Exercise brief: Set down the data below in full and exactly, minus the pictures.
────────────────────────────────────────
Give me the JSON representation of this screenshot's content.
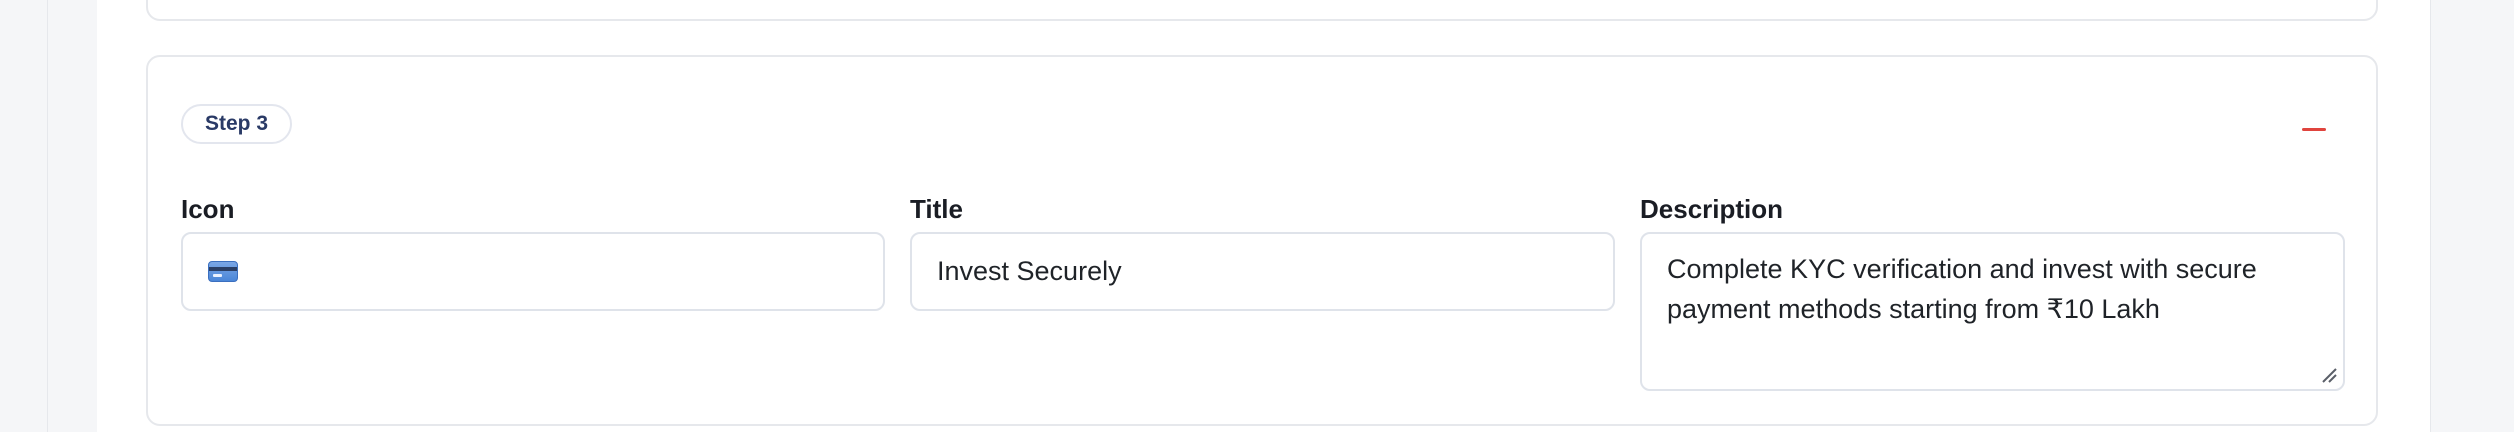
{
  "step": {
    "badge_label": "Step 3"
  },
  "fields": {
    "icon": {
      "label": "Icon",
      "value_icon": "credit-card-icon"
    },
    "title": {
      "label": "Title",
      "value": "Invest Securely"
    },
    "description": {
      "label": "Description",
      "value": "Complete KYC verification and invest with secure payment methods starting from ₹10 Lakh"
    }
  },
  "colors": {
    "remove_accent": "#e0443e",
    "badge_text": "#2a3a66",
    "border": "#dfe3ea"
  }
}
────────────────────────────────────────
Problem solution:
Give me the JSON representation of this screenshot's content.
{
  "step": {
    "badge_label": "Step 3"
  },
  "fields": {
    "icon": {
      "label": "Icon",
      "value_icon": "credit-card-icon"
    },
    "title": {
      "label": "Title",
      "value": "Invest Securely"
    },
    "description": {
      "label": "Description",
      "value": "Complete KYC verification and invest with secure payment methods starting from ₹10 Lakh"
    }
  },
  "colors": {
    "remove_accent": "#e0443e",
    "badge_text": "#2a3a66",
    "border": "#dfe3ea"
  }
}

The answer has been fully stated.